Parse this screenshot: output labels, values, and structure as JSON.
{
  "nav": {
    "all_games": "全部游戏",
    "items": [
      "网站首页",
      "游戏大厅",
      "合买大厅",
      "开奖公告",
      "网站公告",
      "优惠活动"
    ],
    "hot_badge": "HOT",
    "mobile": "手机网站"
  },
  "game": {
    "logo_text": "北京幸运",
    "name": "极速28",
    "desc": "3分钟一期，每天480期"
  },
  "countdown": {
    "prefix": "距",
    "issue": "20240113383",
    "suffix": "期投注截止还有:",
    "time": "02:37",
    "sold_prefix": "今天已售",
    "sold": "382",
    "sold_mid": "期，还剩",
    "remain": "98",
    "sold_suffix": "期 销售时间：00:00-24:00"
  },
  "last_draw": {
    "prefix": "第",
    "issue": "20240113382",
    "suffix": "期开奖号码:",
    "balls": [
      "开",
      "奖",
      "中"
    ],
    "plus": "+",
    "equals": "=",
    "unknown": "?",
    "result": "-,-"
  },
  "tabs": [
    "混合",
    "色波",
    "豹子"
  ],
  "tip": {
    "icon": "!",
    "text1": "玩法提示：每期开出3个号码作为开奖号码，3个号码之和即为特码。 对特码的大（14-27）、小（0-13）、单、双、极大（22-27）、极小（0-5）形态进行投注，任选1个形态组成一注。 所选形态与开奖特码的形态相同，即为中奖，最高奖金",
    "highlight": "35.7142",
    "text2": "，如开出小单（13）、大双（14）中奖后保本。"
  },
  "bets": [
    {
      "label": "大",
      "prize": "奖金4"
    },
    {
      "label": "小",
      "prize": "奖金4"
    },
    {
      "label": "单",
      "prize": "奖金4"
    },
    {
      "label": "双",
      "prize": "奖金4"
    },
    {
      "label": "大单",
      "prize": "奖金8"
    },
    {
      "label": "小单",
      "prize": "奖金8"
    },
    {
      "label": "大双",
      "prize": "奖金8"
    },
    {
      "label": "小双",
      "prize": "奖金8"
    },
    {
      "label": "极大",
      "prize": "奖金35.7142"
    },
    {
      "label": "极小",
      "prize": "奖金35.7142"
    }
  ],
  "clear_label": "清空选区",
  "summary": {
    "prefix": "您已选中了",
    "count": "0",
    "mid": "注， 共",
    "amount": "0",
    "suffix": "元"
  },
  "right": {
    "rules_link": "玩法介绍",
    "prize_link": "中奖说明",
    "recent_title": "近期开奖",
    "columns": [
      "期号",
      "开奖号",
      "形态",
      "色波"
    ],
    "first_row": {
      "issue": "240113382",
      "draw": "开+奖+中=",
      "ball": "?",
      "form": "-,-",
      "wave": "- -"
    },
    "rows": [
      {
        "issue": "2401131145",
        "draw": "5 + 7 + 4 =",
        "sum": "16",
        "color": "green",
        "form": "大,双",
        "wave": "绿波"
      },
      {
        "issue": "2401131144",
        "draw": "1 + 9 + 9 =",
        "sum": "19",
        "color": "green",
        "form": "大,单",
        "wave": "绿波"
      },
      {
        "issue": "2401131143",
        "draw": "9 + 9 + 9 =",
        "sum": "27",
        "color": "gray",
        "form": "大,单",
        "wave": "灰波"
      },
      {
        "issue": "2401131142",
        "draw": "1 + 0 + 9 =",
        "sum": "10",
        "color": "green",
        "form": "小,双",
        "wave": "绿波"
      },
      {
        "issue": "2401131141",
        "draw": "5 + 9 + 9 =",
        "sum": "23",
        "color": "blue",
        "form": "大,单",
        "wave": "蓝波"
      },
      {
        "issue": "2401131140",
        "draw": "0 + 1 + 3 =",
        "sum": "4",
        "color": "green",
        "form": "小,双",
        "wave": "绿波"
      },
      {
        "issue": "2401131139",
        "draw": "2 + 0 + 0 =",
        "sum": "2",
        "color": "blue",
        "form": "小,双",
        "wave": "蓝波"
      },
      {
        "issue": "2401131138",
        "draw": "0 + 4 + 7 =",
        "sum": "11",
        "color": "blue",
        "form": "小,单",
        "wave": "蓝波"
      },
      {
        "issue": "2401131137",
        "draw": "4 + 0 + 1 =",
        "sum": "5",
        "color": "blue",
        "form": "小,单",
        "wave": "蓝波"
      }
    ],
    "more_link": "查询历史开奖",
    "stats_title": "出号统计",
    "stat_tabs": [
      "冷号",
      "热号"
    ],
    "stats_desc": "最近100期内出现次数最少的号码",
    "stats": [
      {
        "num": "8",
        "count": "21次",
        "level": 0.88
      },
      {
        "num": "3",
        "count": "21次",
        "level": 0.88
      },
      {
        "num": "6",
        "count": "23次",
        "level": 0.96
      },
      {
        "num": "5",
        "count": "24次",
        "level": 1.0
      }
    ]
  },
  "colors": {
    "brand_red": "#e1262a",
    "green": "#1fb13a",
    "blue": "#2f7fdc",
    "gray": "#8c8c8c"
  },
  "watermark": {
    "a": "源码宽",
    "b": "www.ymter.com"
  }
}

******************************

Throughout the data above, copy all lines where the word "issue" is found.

TASK RESULT:
    "issue": "20240113383",
    "issue": "20240113382",
      "issue": "240113382",
        "issue": "2401131145",
        "issue": "2401131144",
        "issue": "2401131143",
        "issue": "2401131142",
        "issue": "2401131141",
        "issue": "2401131140",
        "issue": "2401131139",
        "issue": "2401131138",
        "issue": "2401131137",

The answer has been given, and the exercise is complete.